* **WHAT YOU SHOULD DO**:
Locate each line below that includes "desc" and reproduce it.

(Items from an interface collection)
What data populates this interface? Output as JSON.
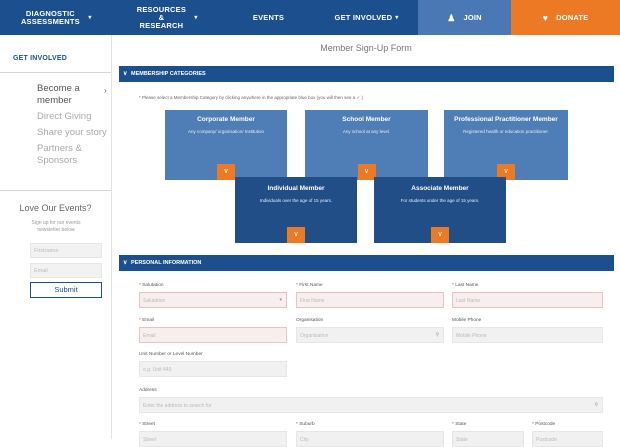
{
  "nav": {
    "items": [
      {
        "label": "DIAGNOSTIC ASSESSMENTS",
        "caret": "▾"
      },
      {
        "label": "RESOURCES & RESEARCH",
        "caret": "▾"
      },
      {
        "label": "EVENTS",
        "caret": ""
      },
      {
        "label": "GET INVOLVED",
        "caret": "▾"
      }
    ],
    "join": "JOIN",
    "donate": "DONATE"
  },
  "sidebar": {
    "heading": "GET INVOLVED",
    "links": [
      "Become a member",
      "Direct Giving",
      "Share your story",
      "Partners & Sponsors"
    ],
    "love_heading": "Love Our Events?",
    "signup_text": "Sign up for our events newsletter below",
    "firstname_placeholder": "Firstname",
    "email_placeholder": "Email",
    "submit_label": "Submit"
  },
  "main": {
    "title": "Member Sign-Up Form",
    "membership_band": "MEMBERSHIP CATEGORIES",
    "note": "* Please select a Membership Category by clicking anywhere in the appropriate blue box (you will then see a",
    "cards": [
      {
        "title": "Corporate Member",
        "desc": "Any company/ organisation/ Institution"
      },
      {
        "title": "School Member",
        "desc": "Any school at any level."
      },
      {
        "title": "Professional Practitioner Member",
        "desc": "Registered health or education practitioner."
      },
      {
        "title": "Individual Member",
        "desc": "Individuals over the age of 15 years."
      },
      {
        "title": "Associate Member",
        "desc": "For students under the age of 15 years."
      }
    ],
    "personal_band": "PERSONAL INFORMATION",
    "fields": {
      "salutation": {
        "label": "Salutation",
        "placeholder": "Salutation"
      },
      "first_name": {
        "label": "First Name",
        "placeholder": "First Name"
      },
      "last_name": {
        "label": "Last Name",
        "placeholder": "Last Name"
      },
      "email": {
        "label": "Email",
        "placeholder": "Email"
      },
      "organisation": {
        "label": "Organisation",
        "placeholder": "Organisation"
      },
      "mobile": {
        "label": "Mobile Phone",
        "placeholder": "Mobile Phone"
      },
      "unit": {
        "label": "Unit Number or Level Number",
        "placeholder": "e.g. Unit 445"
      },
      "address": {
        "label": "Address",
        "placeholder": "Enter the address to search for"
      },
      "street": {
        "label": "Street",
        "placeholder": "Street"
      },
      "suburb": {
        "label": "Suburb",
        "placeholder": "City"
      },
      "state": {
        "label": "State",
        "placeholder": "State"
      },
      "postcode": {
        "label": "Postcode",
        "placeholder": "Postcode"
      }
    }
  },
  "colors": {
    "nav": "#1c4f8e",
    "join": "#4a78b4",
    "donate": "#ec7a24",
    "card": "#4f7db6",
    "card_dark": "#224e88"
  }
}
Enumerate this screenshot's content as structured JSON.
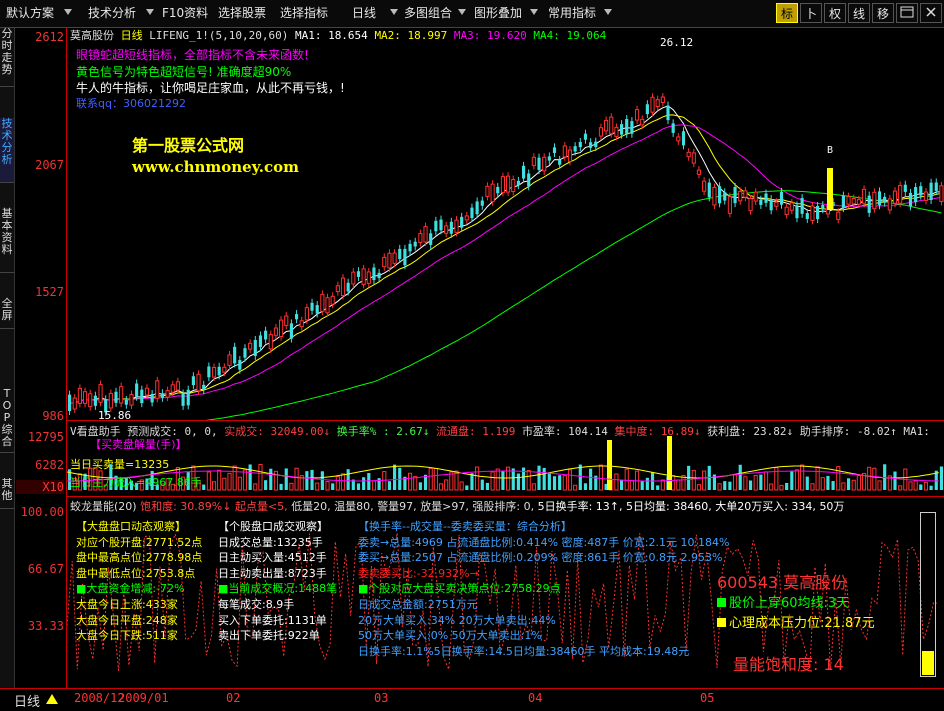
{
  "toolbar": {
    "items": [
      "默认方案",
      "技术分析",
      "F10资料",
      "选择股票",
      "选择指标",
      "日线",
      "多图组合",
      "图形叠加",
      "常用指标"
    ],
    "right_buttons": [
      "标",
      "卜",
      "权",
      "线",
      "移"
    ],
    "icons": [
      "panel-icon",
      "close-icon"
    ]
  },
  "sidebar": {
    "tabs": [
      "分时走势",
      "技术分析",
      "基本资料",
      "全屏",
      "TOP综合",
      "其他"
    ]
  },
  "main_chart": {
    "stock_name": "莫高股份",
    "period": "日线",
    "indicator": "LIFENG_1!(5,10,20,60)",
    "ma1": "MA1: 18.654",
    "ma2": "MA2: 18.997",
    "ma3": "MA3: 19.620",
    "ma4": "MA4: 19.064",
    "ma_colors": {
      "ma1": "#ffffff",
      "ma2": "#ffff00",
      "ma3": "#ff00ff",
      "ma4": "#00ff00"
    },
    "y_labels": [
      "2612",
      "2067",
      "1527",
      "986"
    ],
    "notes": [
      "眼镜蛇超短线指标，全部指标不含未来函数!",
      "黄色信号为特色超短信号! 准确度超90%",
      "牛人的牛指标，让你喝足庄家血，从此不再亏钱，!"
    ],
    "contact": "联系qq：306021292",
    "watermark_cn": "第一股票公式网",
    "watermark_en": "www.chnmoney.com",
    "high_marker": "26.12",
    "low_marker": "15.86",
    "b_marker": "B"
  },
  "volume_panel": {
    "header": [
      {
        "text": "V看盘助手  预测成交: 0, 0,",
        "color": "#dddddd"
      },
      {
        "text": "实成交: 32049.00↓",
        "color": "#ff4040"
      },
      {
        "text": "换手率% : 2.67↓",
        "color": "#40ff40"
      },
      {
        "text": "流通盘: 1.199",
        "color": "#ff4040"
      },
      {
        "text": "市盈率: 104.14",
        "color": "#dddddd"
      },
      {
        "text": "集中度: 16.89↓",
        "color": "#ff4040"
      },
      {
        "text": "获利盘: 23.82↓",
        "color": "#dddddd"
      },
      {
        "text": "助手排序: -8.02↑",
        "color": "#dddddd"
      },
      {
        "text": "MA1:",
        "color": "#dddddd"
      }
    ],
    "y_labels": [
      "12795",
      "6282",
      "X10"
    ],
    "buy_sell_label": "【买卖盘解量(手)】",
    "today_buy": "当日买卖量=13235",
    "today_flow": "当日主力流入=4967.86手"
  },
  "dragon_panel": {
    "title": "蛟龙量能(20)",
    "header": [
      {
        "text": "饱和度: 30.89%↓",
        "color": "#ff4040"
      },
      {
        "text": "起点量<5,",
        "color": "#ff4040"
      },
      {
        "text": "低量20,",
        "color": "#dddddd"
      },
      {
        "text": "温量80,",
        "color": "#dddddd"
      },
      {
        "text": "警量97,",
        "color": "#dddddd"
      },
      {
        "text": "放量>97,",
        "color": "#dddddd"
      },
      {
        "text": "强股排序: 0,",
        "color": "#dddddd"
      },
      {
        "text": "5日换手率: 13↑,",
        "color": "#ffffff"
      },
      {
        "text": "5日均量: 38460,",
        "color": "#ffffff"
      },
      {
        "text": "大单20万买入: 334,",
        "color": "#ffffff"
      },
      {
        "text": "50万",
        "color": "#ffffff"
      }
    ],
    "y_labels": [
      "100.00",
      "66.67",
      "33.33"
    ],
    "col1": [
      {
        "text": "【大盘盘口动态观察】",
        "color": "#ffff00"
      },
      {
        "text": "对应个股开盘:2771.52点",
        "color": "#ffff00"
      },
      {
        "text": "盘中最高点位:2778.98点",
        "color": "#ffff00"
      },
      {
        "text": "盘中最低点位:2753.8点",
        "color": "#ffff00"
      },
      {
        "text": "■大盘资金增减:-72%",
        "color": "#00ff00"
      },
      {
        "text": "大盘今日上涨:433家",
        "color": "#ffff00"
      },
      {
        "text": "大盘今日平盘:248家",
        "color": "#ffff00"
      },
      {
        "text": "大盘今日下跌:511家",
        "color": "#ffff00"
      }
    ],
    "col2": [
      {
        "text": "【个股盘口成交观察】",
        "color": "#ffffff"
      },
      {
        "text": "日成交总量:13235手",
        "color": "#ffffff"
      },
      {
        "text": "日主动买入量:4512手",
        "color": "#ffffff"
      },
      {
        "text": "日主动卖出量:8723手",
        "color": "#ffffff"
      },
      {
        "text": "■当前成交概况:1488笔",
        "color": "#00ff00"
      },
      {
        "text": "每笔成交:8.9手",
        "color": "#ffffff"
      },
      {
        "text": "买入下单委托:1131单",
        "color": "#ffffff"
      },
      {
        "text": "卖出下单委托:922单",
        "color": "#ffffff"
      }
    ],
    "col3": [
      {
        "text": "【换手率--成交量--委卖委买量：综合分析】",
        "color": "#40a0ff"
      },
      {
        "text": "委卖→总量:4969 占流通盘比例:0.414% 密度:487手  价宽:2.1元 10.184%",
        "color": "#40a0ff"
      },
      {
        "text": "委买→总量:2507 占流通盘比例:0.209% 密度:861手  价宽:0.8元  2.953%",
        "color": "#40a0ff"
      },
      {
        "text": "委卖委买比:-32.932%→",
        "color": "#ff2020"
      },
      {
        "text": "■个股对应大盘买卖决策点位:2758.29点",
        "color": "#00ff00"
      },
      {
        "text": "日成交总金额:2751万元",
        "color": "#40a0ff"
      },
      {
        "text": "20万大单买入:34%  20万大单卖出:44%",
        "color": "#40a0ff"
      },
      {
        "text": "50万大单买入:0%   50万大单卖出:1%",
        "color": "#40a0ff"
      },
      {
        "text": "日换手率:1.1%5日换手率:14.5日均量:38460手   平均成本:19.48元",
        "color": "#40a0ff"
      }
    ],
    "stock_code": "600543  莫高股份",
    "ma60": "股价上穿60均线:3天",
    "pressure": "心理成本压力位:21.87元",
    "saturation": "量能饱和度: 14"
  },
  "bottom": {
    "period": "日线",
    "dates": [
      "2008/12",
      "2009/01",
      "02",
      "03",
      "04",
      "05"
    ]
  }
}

* **WRITTEN REPLY**:
        "desc": "Any company/ organisation/ Institution"
        "desc": "Any school at any level."
        "desc": "Registered health or education practitioner."
        "desc": "Individuals over the age of 15 years."
        "desc": "For students under the age of 15 years."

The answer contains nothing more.